TASK DIRECTIONS:
In the entries below, the word "Projetos" appears on some lines. Copy each of those lines.

DATASET RECORDS Start Marker

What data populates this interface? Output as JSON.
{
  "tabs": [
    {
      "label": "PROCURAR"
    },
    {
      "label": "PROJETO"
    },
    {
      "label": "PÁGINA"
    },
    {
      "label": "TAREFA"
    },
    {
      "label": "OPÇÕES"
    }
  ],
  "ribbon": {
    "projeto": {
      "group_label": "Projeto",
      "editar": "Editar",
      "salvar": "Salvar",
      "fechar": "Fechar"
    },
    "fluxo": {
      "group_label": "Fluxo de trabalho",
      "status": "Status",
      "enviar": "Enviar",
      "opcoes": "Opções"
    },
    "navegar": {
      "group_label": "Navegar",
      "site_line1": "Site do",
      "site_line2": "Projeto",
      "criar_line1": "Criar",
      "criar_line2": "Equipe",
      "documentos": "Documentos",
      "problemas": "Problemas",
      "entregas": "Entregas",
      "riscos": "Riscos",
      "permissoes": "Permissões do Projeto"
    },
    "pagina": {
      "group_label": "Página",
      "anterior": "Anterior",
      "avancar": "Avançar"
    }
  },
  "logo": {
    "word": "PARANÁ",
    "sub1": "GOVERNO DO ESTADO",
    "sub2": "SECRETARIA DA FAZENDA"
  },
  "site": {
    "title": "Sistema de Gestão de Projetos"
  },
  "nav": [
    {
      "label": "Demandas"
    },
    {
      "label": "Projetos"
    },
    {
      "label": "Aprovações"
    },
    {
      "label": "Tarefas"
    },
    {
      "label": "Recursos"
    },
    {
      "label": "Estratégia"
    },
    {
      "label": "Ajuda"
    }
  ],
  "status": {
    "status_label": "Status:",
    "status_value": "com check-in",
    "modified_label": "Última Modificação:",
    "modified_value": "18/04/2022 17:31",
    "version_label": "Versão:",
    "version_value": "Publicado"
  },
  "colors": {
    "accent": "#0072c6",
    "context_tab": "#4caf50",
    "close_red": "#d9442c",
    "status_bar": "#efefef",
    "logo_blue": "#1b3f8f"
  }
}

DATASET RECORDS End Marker

THE ANSWER:
    "title": "Sistema de Gestão de Projetos"
      "label": "Projetos"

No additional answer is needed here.